Here are the "modern" books that I picked as a sampler of science fiction and fantasy. I thought of it as one of those cheese plates or chocolate boxes. It has a little of everything, and I tried to hit all the big notes, even those that aren't to my taste (some people like coconut or nuts, and even though Neil Gaiman isn't to my taste, he is still one of the big tastes in fantasy). I wasn't trying to be exhaustive (this has a startling lack of Patricia Wrede, for instance). I thought I'd post this here, in the hopes that someone might find or book, or that you, dear reader, could point out any glaring oversights.
Since this was a sampler, I tried to pick each of a sort of book.
I, Robot - Issaac Asimov - This is a clever set of stories that depend on the three laws that Asimov created to define the behavior of robots. Much of modern science fiction builds or interacts with Asimov's conception of robots.
Fahrenheit 451 - Ray Bradbury - It's hard to know where to start with Bradbury. I think his work is pretty consistent, though, so if you like one, you're likely to like most. I've suggested Fahrenheit 451 because it is one of the best known, and because I enjoyed it the last time I read it.
A Wizard of Earthsea - Ursula LeGuin - LeGuin is one of the big names in science fiction, and quite deservedly. This is about names and how they interact with the thing that is named, and is set on various islands.

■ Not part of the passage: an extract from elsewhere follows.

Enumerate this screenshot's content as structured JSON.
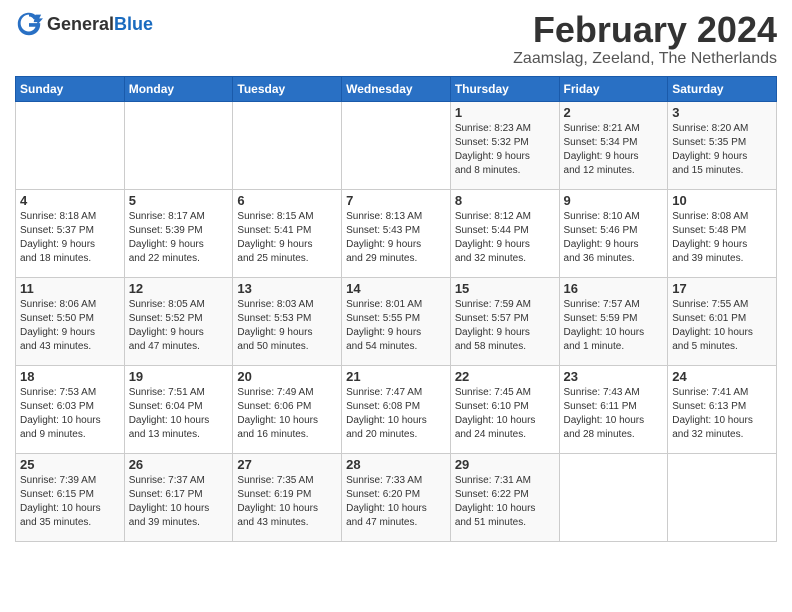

A Wrinkle in Time - Madeleine L'Engle - Many of my friends like this book, and although it has never quite clicked for me, I still think it worth reading, for Mrs. Whatsit, Mrs. Who, and Mrs. Which.
The Abhorsen Trilogy (beginning with Sabriel) - Garth Nix - I reread these quite often. Garth Nix does everything well: characters, description, plot, action, and worldbuilding. Although this trilogy isn't about vampires, it pairs well with Dracula. Both are about the fight of light and law against dark and death.
Alphabet of Thorn - Patricia McKillip - I had a hard time choosing which book of McKillip to suggest, because I like so much of her work. She writes lovely fantasy that draws heavily from fairy tale imagery.
Coraline - Neil Gaiman - I'm not sure the best place to start with Gaiman. So many of my friends adore him that I thought I should include Coraline. Quirky and a bit dark. It is also a wonderful stop-motion film. (Or, you might prefer to try the BBC radio play of Neverwhere, which I have and is wonderful.)
Trading in Danger (the first book in the Vatta's War series) - Elizabeth Moon - If you want to try space opera, start here. Action, adventure, space pirates, and saving the galaxy.
The Human Division - John Scalzi - more excellent space opera, but this time centered around diplomats and told in a series of linked short stories.
Howl’s Moving Castle - Diana Wynne Jones - A moving castle, an eldest daughter who sets out to seek her fortune, transformations, and a clever use of a John Donne poem.
Going Postal or Wyrd Sisters - Terry Pratchett - Quirky, hilarious fantasy that pokes fun at fantasy and has hilarious footnotes. Also a bit of a social commentary.
Tam Lin - Pamela Dean - a novel length re-telling of Tam Lin in a modern-ish college setting.
Beauty - Robin McKinley - a novel length re-telling of Beauty and the Beast in a fantasy setting.
Restoration of Faith (short story available here) - Jim Butcher - Joel knows about Dresden, and as I've yet to read the series, I included his suggestion. Try Dresden if you want occasionally humorous modern fantasy centered around a private detective. From what I've heard, the series improves quite a bit after the first couple of books.
The Last Unicorn - Peter S. Beagle - A fairy tale, of sorts, but this story centers around a unicorn. A haunting, beautiful, slightly melancholy story. (You can also watch the lovely animated movie.)
Jonathan Strange and Mr. Norrell - Suzanah Clarke - Victorian England, the Napoleonic Wars, the return of magic, and the Raven King. Not to mention wonderful footnotes that fly off on tangents to tell stories of their own.
the Harry Potter series - J.K. Rowling - The best is Harry Potter and the Order of the Phoenix, but it is the fifth book and you really have to start at the beginning and read the entire series. Rowling writes characters very well, and is concerned with the disenfranchised.